When I think about this a bit further, this is probably due to the heavy STF element.
Thought about it like this:
There is a manual way to simulate a STF element by making multiple exposures, using different apertures every single time. You can also slowly close the aperture during a single exposure to end up with the same effect. The movement (and therefore the exposure times at different apertures) however, is not linear. You have to stay (and therefore expose) at the smaller apertures much longer. So the majority of the end exposure comes from that smaller apertures. Minolta 7 (film) had this feature built in but you can simulate it if you have an aperture ring or multiple-exposure capable camera. Or simply in Photoshop.
So, that's what the STF element is doing. So it's actually quite natural you hit the diffraction limit rather early and this is not due to the distance between the STF element and aperture, but due to the (rather) heavy STF element.
Also below is a quote from a guy who did that STF Simulation in the Lensrentals Photo Geek Contest 2013:
I don’t have a great Bokehlicious lens, but I can turn a normal lens into one! The Olympus OM 50mm f/3.5 Macro lens has a 6-bladed aperture with non-rounded blades, giving a relatively uniform bokeh shape. However, a Gaussian is often considered the ideal bokeh shape. To make a more Gaussian blur, I used an exposure time of 30 seconds and closed down the aperture slowly from f/3.5 to 22 during the exposure. This has the effect of exposing the inner area of the bokeh longer than the outer areas, making it brighter in the center. The lens itself has aperture click-stops at f/3.5, 5.6, 8, 11, 16, and 22. I used values from Pascal’s triangle to determine the exposure time at each click stop, which respectively were 0.03, 0.3, 1.6, 4.8, 9.7, and 13.5 seconds. The first two steps I just did as quickly as possible. The approximately Gaussian bokeh is clearly much smoother than when using the constant aperture, and in my opinion quite beautiful.

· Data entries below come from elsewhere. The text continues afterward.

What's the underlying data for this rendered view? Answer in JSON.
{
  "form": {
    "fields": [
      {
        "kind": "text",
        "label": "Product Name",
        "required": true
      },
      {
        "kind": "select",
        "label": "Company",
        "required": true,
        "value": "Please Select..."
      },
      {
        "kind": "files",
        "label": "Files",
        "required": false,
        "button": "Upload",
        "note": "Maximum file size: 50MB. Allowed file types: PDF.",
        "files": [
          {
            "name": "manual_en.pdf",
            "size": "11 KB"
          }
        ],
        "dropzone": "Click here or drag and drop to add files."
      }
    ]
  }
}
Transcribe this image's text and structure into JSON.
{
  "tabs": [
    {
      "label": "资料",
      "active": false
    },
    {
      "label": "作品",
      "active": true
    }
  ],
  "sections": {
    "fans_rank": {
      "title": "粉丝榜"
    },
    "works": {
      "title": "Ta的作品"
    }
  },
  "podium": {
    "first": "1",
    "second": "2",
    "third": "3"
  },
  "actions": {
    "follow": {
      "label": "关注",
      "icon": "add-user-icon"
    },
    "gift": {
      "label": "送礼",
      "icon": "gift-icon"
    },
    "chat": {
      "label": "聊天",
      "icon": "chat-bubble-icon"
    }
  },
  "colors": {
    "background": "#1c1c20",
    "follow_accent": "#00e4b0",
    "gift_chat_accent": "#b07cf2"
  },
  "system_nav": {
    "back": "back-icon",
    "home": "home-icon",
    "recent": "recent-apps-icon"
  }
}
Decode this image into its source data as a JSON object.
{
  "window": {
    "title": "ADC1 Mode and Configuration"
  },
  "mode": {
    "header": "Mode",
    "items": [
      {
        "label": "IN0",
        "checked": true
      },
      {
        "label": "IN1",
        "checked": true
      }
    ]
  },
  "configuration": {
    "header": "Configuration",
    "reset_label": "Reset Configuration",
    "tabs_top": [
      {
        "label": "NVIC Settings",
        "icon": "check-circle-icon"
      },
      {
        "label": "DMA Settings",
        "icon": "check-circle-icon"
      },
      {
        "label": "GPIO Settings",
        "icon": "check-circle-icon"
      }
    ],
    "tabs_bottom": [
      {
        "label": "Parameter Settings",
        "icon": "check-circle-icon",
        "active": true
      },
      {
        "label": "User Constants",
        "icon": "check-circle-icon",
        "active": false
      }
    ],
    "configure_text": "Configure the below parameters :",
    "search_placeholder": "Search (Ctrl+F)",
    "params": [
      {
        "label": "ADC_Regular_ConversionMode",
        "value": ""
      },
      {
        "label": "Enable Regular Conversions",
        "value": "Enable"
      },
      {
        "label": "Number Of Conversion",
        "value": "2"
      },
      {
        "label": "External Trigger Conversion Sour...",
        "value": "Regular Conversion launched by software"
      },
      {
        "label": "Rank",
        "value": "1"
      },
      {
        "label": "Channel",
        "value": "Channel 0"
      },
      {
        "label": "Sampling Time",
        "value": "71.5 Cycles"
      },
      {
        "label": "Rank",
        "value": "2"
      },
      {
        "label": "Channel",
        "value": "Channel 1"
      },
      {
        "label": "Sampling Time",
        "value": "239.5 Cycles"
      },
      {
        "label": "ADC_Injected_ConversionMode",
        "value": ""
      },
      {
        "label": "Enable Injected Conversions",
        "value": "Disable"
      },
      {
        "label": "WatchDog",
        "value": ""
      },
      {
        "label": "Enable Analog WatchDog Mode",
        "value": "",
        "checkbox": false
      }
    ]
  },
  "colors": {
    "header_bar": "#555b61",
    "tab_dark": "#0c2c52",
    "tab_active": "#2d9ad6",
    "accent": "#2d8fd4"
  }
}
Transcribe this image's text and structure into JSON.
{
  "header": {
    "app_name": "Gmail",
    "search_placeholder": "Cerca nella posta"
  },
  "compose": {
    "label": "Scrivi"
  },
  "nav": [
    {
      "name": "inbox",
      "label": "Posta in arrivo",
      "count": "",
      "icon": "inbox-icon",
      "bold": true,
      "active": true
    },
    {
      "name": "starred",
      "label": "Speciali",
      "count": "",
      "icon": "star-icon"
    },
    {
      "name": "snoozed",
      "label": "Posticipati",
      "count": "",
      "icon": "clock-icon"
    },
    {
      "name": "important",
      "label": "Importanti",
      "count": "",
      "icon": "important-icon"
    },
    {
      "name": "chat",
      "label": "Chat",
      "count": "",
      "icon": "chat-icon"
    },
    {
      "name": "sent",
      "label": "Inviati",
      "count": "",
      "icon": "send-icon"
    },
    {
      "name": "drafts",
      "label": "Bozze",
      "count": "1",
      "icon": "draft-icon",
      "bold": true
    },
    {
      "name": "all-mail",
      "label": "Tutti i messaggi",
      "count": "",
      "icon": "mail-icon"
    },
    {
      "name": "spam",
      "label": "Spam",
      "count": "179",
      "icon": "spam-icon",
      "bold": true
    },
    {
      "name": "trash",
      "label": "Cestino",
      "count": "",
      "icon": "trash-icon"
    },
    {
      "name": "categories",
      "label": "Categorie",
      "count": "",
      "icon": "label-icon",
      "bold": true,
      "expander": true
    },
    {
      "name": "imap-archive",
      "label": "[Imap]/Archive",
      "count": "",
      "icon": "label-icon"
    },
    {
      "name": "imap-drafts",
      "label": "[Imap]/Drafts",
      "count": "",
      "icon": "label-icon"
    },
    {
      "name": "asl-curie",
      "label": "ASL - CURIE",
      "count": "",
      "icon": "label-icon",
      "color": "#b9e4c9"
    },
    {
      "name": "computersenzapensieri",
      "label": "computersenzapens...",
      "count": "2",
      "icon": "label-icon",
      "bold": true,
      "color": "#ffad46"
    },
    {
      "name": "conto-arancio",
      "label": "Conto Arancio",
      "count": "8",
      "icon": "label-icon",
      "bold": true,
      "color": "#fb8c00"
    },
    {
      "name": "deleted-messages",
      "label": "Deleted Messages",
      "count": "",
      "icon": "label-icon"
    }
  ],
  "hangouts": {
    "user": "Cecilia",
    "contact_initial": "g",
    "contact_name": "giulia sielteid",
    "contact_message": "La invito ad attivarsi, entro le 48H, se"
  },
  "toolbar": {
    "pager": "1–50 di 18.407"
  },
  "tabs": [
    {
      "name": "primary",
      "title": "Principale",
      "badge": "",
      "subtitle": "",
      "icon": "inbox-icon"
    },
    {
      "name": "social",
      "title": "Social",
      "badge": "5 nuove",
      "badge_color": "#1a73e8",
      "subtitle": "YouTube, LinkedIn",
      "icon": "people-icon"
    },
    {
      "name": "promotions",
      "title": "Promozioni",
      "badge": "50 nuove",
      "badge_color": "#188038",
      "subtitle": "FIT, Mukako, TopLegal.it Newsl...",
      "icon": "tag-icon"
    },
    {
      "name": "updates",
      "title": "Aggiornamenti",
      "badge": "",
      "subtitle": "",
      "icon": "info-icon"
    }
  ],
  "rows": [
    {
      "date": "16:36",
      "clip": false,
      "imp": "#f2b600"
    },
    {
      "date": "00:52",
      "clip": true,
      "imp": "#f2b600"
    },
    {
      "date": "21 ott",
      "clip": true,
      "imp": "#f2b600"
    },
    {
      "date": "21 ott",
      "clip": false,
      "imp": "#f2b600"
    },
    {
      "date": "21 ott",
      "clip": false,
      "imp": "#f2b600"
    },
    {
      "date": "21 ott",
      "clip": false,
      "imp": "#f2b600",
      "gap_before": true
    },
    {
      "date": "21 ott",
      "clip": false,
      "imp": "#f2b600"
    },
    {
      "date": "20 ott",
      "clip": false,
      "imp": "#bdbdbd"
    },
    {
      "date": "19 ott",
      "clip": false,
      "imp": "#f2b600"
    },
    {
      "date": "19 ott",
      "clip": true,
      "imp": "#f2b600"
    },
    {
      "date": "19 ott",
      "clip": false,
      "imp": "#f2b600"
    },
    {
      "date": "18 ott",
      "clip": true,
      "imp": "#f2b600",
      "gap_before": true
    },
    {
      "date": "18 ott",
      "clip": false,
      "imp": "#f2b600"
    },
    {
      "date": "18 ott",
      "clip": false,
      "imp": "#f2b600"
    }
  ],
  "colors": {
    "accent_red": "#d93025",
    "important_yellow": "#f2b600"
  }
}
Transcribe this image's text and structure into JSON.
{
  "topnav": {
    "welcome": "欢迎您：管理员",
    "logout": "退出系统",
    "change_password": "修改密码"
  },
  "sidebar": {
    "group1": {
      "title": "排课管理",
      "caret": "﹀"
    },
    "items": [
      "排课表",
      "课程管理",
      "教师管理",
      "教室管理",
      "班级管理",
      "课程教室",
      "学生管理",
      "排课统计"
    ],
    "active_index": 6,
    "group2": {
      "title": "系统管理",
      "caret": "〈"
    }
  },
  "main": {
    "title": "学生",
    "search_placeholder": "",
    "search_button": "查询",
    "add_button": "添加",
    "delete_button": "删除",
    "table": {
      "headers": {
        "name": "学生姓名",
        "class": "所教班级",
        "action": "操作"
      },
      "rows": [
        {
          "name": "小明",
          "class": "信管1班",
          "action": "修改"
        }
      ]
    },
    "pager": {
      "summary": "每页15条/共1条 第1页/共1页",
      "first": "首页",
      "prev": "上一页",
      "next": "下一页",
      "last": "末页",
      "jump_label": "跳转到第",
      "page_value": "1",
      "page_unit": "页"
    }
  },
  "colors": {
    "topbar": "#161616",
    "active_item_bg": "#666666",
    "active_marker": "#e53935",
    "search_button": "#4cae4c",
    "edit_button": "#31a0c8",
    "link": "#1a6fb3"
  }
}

Sadly the photo is gone but Roger Cicala probably has it stored somewhere.
Also having a heavier transition at that 2.0EV effect would make it worse.